Provided records =>

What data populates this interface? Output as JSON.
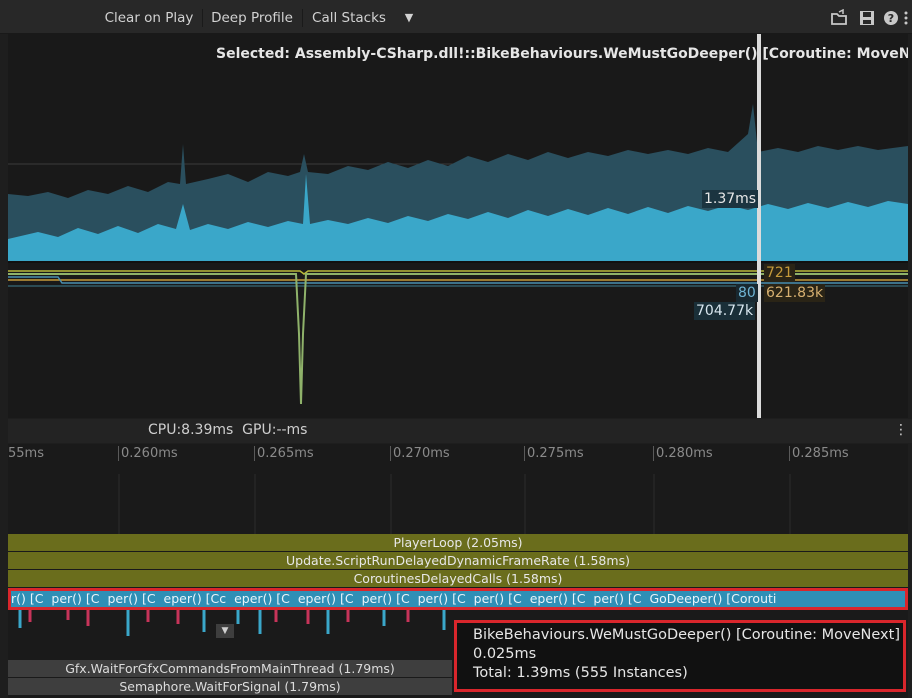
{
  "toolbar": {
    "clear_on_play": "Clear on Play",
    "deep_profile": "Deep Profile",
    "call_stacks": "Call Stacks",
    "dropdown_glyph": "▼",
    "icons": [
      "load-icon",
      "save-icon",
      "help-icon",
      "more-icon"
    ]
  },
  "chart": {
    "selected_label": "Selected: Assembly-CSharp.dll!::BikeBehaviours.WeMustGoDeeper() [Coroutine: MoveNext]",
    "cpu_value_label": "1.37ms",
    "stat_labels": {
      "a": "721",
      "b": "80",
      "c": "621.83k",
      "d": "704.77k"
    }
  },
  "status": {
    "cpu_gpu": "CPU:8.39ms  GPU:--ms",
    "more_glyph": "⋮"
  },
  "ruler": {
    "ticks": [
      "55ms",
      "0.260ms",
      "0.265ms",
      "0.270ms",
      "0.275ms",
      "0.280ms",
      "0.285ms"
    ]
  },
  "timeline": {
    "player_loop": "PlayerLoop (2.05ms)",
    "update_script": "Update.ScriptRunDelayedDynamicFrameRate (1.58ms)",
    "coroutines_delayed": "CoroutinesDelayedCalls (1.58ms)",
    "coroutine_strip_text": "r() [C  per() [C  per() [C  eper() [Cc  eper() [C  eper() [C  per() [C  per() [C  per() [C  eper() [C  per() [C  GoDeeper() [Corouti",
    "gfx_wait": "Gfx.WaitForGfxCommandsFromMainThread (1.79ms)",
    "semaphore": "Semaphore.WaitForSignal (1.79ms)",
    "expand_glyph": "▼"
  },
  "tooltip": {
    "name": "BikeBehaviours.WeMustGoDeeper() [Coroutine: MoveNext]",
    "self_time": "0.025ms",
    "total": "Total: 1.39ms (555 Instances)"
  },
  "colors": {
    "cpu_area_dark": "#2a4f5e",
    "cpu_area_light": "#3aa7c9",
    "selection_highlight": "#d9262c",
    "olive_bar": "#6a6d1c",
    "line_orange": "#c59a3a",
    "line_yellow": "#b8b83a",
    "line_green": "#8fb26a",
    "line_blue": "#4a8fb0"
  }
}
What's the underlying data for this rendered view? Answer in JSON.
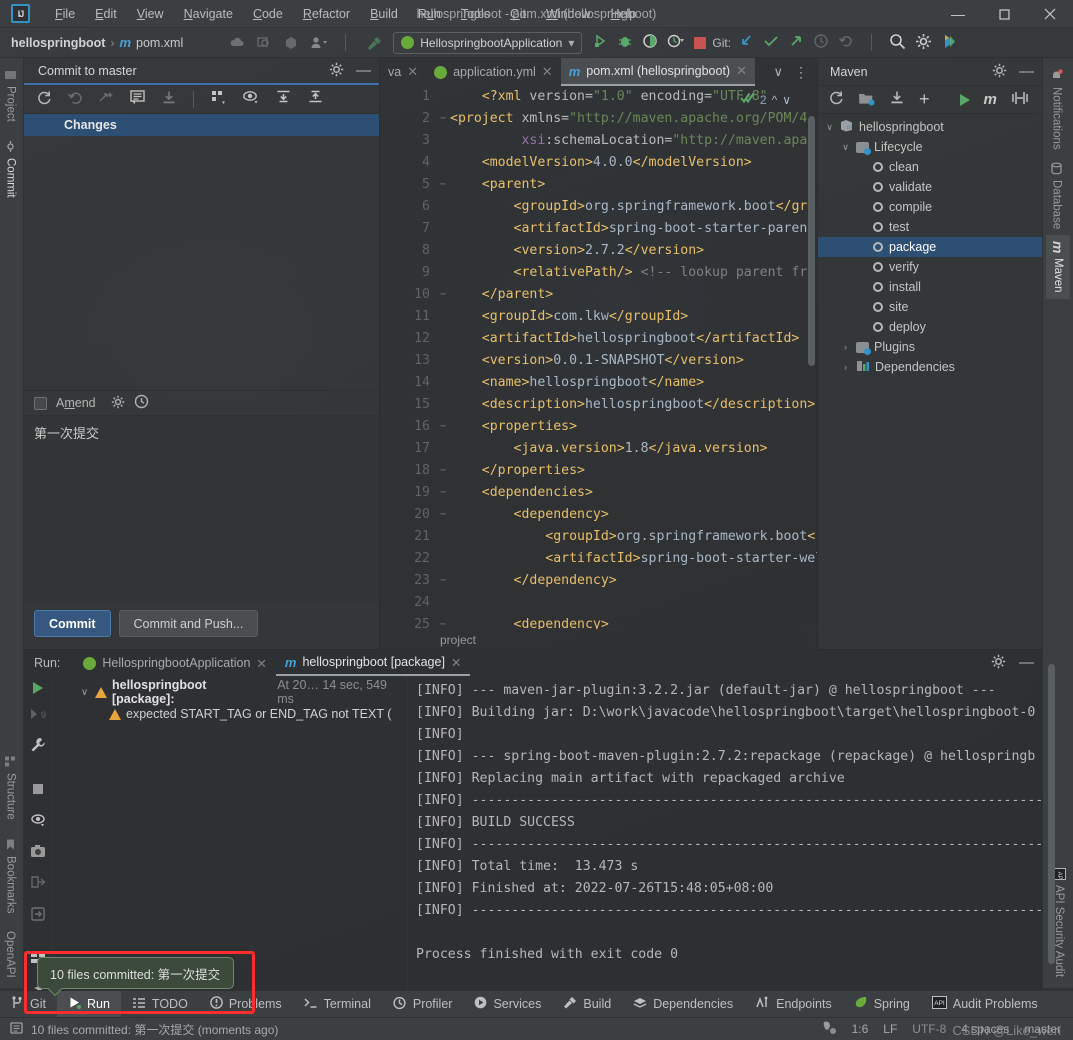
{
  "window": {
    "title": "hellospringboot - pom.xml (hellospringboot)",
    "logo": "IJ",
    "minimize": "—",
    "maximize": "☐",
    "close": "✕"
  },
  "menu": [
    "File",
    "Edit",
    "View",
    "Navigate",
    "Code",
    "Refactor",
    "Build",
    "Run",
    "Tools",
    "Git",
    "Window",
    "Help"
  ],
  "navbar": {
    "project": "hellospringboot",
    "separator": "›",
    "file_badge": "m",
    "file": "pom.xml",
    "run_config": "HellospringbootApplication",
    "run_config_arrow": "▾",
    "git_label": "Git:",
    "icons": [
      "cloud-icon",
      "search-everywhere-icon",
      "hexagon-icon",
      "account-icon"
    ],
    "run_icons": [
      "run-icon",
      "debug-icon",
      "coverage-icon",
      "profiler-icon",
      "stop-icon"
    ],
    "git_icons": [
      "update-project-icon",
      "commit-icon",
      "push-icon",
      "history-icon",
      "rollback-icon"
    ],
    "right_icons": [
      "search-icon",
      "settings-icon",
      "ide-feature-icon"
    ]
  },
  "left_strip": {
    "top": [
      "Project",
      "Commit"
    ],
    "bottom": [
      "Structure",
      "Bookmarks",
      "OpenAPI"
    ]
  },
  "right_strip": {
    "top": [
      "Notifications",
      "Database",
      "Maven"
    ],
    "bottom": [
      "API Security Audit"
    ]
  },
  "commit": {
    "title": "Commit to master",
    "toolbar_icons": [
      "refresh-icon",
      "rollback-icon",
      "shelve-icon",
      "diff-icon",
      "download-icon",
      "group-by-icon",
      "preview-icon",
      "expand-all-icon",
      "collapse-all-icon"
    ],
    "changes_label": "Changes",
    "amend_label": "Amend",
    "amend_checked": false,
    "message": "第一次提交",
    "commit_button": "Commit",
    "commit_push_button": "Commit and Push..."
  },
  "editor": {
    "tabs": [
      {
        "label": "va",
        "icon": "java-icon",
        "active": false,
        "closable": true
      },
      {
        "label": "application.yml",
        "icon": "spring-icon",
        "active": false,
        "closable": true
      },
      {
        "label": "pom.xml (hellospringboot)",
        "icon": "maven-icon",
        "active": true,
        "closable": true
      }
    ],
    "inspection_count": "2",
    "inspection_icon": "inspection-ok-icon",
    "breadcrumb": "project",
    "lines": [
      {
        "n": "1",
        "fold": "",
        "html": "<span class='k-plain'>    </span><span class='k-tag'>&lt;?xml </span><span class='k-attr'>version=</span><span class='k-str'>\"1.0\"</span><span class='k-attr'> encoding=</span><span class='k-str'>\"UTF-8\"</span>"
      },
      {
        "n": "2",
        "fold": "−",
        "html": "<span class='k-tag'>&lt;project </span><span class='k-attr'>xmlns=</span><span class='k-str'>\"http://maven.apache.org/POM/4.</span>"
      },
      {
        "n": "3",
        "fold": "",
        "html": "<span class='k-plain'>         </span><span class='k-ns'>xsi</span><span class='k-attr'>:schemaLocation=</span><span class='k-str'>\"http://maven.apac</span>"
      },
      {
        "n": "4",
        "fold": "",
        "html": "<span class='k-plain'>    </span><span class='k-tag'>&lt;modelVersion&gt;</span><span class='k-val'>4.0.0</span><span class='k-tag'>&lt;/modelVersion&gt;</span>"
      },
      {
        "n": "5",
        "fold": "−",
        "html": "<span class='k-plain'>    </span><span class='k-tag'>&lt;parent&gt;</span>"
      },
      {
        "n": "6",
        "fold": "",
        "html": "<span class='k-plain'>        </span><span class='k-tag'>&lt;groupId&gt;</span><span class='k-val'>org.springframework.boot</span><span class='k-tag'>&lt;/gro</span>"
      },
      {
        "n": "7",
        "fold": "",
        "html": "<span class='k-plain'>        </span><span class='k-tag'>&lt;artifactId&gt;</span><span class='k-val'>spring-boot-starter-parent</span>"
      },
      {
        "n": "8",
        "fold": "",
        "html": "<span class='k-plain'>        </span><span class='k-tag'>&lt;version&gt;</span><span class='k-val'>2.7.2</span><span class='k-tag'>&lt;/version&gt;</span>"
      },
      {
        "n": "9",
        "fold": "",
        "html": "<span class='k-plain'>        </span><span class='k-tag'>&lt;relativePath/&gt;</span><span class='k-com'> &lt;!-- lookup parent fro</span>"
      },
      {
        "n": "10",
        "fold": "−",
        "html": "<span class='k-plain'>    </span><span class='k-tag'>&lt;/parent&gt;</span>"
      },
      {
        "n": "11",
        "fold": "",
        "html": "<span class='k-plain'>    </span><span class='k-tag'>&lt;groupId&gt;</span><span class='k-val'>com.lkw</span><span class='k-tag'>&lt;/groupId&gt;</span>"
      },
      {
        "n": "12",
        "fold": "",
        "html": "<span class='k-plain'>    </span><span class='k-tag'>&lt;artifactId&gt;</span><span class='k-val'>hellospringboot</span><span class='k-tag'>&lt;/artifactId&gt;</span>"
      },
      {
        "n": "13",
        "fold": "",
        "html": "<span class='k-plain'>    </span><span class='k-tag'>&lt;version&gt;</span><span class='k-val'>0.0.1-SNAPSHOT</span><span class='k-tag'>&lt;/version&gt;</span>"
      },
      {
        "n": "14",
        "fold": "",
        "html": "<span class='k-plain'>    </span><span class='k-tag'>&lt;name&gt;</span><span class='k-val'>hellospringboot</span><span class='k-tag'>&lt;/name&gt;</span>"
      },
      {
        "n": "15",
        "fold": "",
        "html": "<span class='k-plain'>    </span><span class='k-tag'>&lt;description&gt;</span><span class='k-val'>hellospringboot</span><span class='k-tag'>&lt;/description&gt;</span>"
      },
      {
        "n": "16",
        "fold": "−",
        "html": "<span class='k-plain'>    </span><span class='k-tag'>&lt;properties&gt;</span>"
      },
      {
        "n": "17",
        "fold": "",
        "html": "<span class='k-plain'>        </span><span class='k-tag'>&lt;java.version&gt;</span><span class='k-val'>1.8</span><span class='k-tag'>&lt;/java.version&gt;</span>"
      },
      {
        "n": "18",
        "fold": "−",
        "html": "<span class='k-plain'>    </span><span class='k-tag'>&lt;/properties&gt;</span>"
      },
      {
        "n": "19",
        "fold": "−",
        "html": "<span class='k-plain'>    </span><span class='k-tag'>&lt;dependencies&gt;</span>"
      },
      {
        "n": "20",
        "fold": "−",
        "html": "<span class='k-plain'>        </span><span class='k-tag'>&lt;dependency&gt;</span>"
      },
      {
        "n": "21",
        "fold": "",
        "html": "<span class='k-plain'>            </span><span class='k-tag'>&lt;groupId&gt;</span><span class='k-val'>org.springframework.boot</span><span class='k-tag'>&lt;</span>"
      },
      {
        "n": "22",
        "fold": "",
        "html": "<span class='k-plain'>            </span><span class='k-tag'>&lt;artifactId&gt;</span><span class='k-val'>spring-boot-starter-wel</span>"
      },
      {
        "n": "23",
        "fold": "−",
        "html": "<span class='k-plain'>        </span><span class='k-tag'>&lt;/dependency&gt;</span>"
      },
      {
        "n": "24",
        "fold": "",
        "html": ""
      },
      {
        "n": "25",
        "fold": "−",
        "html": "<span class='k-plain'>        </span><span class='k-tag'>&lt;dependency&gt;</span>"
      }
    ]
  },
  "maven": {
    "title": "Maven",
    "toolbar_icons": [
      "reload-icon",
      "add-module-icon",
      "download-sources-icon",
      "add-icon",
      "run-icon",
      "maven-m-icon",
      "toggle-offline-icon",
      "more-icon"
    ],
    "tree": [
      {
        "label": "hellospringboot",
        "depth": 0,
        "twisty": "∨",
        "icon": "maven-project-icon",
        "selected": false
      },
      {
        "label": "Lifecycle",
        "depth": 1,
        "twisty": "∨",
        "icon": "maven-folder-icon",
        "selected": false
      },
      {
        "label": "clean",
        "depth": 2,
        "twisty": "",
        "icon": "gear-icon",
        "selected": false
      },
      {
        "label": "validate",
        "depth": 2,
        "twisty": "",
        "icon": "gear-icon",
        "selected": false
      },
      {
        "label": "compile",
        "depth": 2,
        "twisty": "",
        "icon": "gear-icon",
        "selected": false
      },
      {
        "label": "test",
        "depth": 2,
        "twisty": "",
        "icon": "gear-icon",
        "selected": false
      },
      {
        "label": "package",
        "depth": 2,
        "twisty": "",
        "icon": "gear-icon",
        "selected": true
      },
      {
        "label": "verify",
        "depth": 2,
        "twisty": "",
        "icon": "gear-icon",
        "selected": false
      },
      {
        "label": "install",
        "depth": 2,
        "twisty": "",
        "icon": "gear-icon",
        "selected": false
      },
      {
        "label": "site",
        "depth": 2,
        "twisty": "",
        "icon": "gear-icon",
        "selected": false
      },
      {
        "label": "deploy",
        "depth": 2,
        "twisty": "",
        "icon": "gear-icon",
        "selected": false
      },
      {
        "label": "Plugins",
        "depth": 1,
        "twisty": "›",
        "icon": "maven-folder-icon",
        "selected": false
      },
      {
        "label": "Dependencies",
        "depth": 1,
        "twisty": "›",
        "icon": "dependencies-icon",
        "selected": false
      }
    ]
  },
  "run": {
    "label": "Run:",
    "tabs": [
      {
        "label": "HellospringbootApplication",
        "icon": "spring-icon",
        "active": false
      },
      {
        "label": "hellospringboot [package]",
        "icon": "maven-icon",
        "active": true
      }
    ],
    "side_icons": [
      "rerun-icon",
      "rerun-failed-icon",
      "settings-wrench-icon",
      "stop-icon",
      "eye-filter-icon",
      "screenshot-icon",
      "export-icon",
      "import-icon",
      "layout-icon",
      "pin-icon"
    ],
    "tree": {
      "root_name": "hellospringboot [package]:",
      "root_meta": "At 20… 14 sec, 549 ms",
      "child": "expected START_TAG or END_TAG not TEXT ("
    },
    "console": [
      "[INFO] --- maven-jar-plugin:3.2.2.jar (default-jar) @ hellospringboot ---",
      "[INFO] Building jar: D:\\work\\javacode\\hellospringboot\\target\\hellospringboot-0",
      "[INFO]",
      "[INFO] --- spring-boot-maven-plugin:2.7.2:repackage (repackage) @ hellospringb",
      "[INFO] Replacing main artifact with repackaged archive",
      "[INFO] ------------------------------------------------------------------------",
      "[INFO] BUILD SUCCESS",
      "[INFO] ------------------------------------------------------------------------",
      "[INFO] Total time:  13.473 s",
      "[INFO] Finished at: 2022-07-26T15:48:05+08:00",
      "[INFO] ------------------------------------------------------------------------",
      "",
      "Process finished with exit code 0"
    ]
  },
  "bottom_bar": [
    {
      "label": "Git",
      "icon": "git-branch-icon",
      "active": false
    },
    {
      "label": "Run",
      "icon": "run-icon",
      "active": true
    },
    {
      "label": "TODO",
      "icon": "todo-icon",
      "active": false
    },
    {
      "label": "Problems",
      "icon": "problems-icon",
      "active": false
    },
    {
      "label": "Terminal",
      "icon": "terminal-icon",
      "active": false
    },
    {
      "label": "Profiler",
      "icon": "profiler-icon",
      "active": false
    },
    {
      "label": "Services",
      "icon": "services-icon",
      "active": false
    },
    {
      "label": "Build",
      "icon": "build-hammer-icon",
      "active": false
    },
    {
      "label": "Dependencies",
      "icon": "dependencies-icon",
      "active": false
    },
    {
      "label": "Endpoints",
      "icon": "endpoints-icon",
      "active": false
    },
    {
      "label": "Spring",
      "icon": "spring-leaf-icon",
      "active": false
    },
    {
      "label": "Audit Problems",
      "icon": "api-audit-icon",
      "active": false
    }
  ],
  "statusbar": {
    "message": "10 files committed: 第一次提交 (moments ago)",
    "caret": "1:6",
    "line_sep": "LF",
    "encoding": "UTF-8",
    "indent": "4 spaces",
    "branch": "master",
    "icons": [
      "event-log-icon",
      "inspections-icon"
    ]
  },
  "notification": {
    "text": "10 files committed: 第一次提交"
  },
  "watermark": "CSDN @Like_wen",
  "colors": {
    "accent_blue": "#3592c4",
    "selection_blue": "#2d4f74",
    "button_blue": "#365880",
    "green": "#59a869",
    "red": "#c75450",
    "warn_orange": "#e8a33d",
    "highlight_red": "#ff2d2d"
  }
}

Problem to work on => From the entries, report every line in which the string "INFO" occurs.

Reply =>
      "[INFO] --- maven-jar-plugin:3.2.2.jar (default-jar) @ hellospringboot ---",
      "[INFO] Building jar: D:\\work\\javacode\\hellospringboot\\target\\hellospringboot-0",
      "[INFO]",
      "[INFO] --- spring-boot-maven-plugin:2.7.2:repackage (repackage) @ hellospringb",
      "[INFO] Replacing main artifact with repackaged archive",
      "[INFO] ------------------------------------------------------------------------",
      "[INFO] BUILD SUCCESS",
      "[INFO] ------------------------------------------------------------------------",
      "[INFO] Total time:  13.473 s",
      "[INFO] Finished at: 2022-07-26T15:48:05+08:00",
      "[INFO] ------------------------------------------------------------------------",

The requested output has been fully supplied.